== Data for the task

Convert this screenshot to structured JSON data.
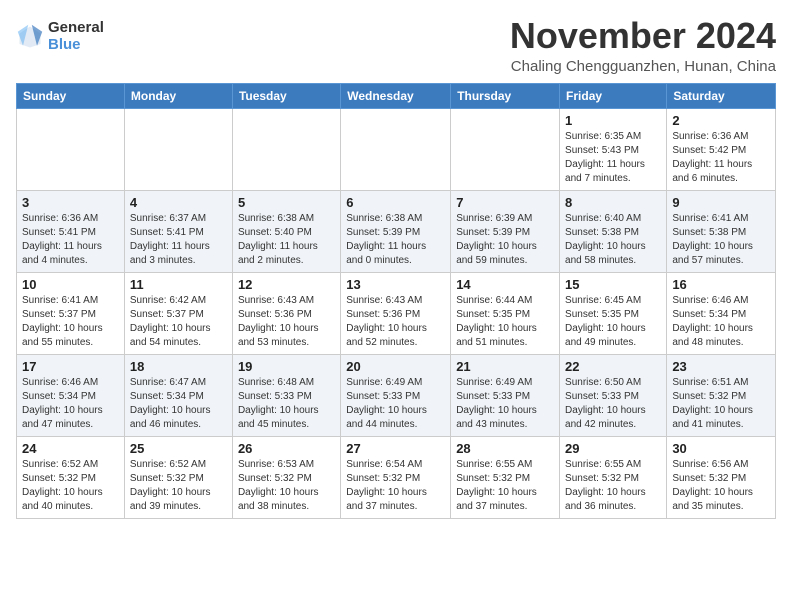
{
  "logo": {
    "general": "General",
    "blue": "Blue"
  },
  "header": {
    "month": "November 2024",
    "location": "Chaling Chengguanzhen, Hunan, China"
  },
  "weekdays": [
    "Sunday",
    "Monday",
    "Tuesday",
    "Wednesday",
    "Thursday",
    "Friday",
    "Saturday"
  ],
  "weeks": [
    [
      {
        "day": "",
        "info": ""
      },
      {
        "day": "",
        "info": ""
      },
      {
        "day": "",
        "info": ""
      },
      {
        "day": "",
        "info": ""
      },
      {
        "day": "",
        "info": ""
      },
      {
        "day": "1",
        "info": "Sunrise: 6:35 AM\nSunset: 5:43 PM\nDaylight: 11 hours and 7 minutes."
      },
      {
        "day": "2",
        "info": "Sunrise: 6:36 AM\nSunset: 5:42 PM\nDaylight: 11 hours and 6 minutes."
      }
    ],
    [
      {
        "day": "3",
        "info": "Sunrise: 6:36 AM\nSunset: 5:41 PM\nDaylight: 11 hours and 4 minutes."
      },
      {
        "day": "4",
        "info": "Sunrise: 6:37 AM\nSunset: 5:41 PM\nDaylight: 11 hours and 3 minutes."
      },
      {
        "day": "5",
        "info": "Sunrise: 6:38 AM\nSunset: 5:40 PM\nDaylight: 11 hours and 2 minutes."
      },
      {
        "day": "6",
        "info": "Sunrise: 6:38 AM\nSunset: 5:39 PM\nDaylight: 11 hours and 0 minutes."
      },
      {
        "day": "7",
        "info": "Sunrise: 6:39 AM\nSunset: 5:39 PM\nDaylight: 10 hours and 59 minutes."
      },
      {
        "day": "8",
        "info": "Sunrise: 6:40 AM\nSunset: 5:38 PM\nDaylight: 10 hours and 58 minutes."
      },
      {
        "day": "9",
        "info": "Sunrise: 6:41 AM\nSunset: 5:38 PM\nDaylight: 10 hours and 57 minutes."
      }
    ],
    [
      {
        "day": "10",
        "info": "Sunrise: 6:41 AM\nSunset: 5:37 PM\nDaylight: 10 hours and 55 minutes."
      },
      {
        "day": "11",
        "info": "Sunrise: 6:42 AM\nSunset: 5:37 PM\nDaylight: 10 hours and 54 minutes."
      },
      {
        "day": "12",
        "info": "Sunrise: 6:43 AM\nSunset: 5:36 PM\nDaylight: 10 hours and 53 minutes."
      },
      {
        "day": "13",
        "info": "Sunrise: 6:43 AM\nSunset: 5:36 PM\nDaylight: 10 hours and 52 minutes."
      },
      {
        "day": "14",
        "info": "Sunrise: 6:44 AM\nSunset: 5:35 PM\nDaylight: 10 hours and 51 minutes."
      },
      {
        "day": "15",
        "info": "Sunrise: 6:45 AM\nSunset: 5:35 PM\nDaylight: 10 hours and 49 minutes."
      },
      {
        "day": "16",
        "info": "Sunrise: 6:46 AM\nSunset: 5:34 PM\nDaylight: 10 hours and 48 minutes."
      }
    ],
    [
      {
        "day": "17",
        "info": "Sunrise: 6:46 AM\nSunset: 5:34 PM\nDaylight: 10 hours and 47 minutes."
      },
      {
        "day": "18",
        "info": "Sunrise: 6:47 AM\nSunset: 5:34 PM\nDaylight: 10 hours and 46 minutes."
      },
      {
        "day": "19",
        "info": "Sunrise: 6:48 AM\nSunset: 5:33 PM\nDaylight: 10 hours and 45 minutes."
      },
      {
        "day": "20",
        "info": "Sunrise: 6:49 AM\nSunset: 5:33 PM\nDaylight: 10 hours and 44 minutes."
      },
      {
        "day": "21",
        "info": "Sunrise: 6:49 AM\nSunset: 5:33 PM\nDaylight: 10 hours and 43 minutes."
      },
      {
        "day": "22",
        "info": "Sunrise: 6:50 AM\nSunset: 5:33 PM\nDaylight: 10 hours and 42 minutes."
      },
      {
        "day": "23",
        "info": "Sunrise: 6:51 AM\nSunset: 5:32 PM\nDaylight: 10 hours and 41 minutes."
      }
    ],
    [
      {
        "day": "24",
        "info": "Sunrise: 6:52 AM\nSunset: 5:32 PM\nDaylight: 10 hours and 40 minutes."
      },
      {
        "day": "25",
        "info": "Sunrise: 6:52 AM\nSunset: 5:32 PM\nDaylight: 10 hours and 39 minutes."
      },
      {
        "day": "26",
        "info": "Sunrise: 6:53 AM\nSunset: 5:32 PM\nDaylight: 10 hours and 38 minutes."
      },
      {
        "day": "27",
        "info": "Sunrise: 6:54 AM\nSunset: 5:32 PM\nDaylight: 10 hours and 37 minutes."
      },
      {
        "day": "28",
        "info": "Sunrise: 6:55 AM\nSunset: 5:32 PM\nDaylight: 10 hours and 37 minutes."
      },
      {
        "day": "29",
        "info": "Sunrise: 6:55 AM\nSunset: 5:32 PM\nDaylight: 10 hours and 36 minutes."
      },
      {
        "day": "30",
        "info": "Sunrise: 6:56 AM\nSunset: 5:32 PM\nDaylight: 10 hours and 35 minutes."
      }
    ]
  ]
}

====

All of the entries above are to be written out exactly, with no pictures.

Task result:
Convert this screenshot to structured JSON data.
{
  "logo": {
    "general": "General",
    "blue": "Blue"
  },
  "header": {
    "month": "November 2024",
    "location": "Chaling Chengguanzhen, Hunan, China"
  },
  "weekdays": [
    "Sunday",
    "Monday",
    "Tuesday",
    "Wednesday",
    "Thursday",
    "Friday",
    "Saturday"
  ],
  "weeks": [
    [
      {
        "day": "",
        "info": ""
      },
      {
        "day": "",
        "info": ""
      },
      {
        "day": "",
        "info": ""
      },
      {
        "day": "",
        "info": ""
      },
      {
        "day": "",
        "info": ""
      },
      {
        "day": "1",
        "info": "Sunrise: 6:35 AM\nSunset: 5:43 PM\nDaylight: 11 hours and 7 minutes."
      },
      {
        "day": "2",
        "info": "Sunrise: 6:36 AM\nSunset: 5:42 PM\nDaylight: 11 hours and 6 minutes."
      }
    ],
    [
      {
        "day": "3",
        "info": "Sunrise: 6:36 AM\nSunset: 5:41 PM\nDaylight: 11 hours and 4 minutes."
      },
      {
        "day": "4",
        "info": "Sunrise: 6:37 AM\nSunset: 5:41 PM\nDaylight: 11 hours and 3 minutes."
      },
      {
        "day": "5",
        "info": "Sunrise: 6:38 AM\nSunset: 5:40 PM\nDaylight: 11 hours and 2 minutes."
      },
      {
        "day": "6",
        "info": "Sunrise: 6:38 AM\nSunset: 5:39 PM\nDaylight: 11 hours and 0 minutes."
      },
      {
        "day": "7",
        "info": "Sunrise: 6:39 AM\nSunset: 5:39 PM\nDaylight: 10 hours and 59 minutes."
      },
      {
        "day": "8",
        "info": "Sunrise: 6:40 AM\nSunset: 5:38 PM\nDaylight: 10 hours and 58 minutes."
      },
      {
        "day": "9",
        "info": "Sunrise: 6:41 AM\nSunset: 5:38 PM\nDaylight: 10 hours and 57 minutes."
      }
    ],
    [
      {
        "day": "10",
        "info": "Sunrise: 6:41 AM\nSunset: 5:37 PM\nDaylight: 10 hours and 55 minutes."
      },
      {
        "day": "11",
        "info": "Sunrise: 6:42 AM\nSunset: 5:37 PM\nDaylight: 10 hours and 54 minutes."
      },
      {
        "day": "12",
        "info": "Sunrise: 6:43 AM\nSunset: 5:36 PM\nDaylight: 10 hours and 53 minutes."
      },
      {
        "day": "13",
        "info": "Sunrise: 6:43 AM\nSunset: 5:36 PM\nDaylight: 10 hours and 52 minutes."
      },
      {
        "day": "14",
        "info": "Sunrise: 6:44 AM\nSunset: 5:35 PM\nDaylight: 10 hours and 51 minutes."
      },
      {
        "day": "15",
        "info": "Sunrise: 6:45 AM\nSunset: 5:35 PM\nDaylight: 10 hours and 49 minutes."
      },
      {
        "day": "16",
        "info": "Sunrise: 6:46 AM\nSunset: 5:34 PM\nDaylight: 10 hours and 48 minutes."
      }
    ],
    [
      {
        "day": "17",
        "info": "Sunrise: 6:46 AM\nSunset: 5:34 PM\nDaylight: 10 hours and 47 minutes."
      },
      {
        "day": "18",
        "info": "Sunrise: 6:47 AM\nSunset: 5:34 PM\nDaylight: 10 hours and 46 minutes."
      },
      {
        "day": "19",
        "info": "Sunrise: 6:48 AM\nSunset: 5:33 PM\nDaylight: 10 hours and 45 minutes."
      },
      {
        "day": "20",
        "info": "Sunrise: 6:49 AM\nSunset: 5:33 PM\nDaylight: 10 hours and 44 minutes."
      },
      {
        "day": "21",
        "info": "Sunrise: 6:49 AM\nSunset: 5:33 PM\nDaylight: 10 hours and 43 minutes."
      },
      {
        "day": "22",
        "info": "Sunrise: 6:50 AM\nSunset: 5:33 PM\nDaylight: 10 hours and 42 minutes."
      },
      {
        "day": "23",
        "info": "Sunrise: 6:51 AM\nSunset: 5:32 PM\nDaylight: 10 hours and 41 minutes."
      }
    ],
    [
      {
        "day": "24",
        "info": "Sunrise: 6:52 AM\nSunset: 5:32 PM\nDaylight: 10 hours and 40 minutes."
      },
      {
        "day": "25",
        "info": "Sunrise: 6:52 AM\nSunset: 5:32 PM\nDaylight: 10 hours and 39 minutes."
      },
      {
        "day": "26",
        "info": "Sunrise: 6:53 AM\nSunset: 5:32 PM\nDaylight: 10 hours and 38 minutes."
      },
      {
        "day": "27",
        "info": "Sunrise: 6:54 AM\nSunset: 5:32 PM\nDaylight: 10 hours and 37 minutes."
      },
      {
        "day": "28",
        "info": "Sunrise: 6:55 AM\nSunset: 5:32 PM\nDaylight: 10 hours and 37 minutes."
      },
      {
        "day": "29",
        "info": "Sunrise: 6:55 AM\nSunset: 5:32 PM\nDaylight: 10 hours and 36 minutes."
      },
      {
        "day": "30",
        "info": "Sunrise: 6:56 AM\nSunset: 5:32 PM\nDaylight: 10 hours and 35 minutes."
      }
    ]
  ]
}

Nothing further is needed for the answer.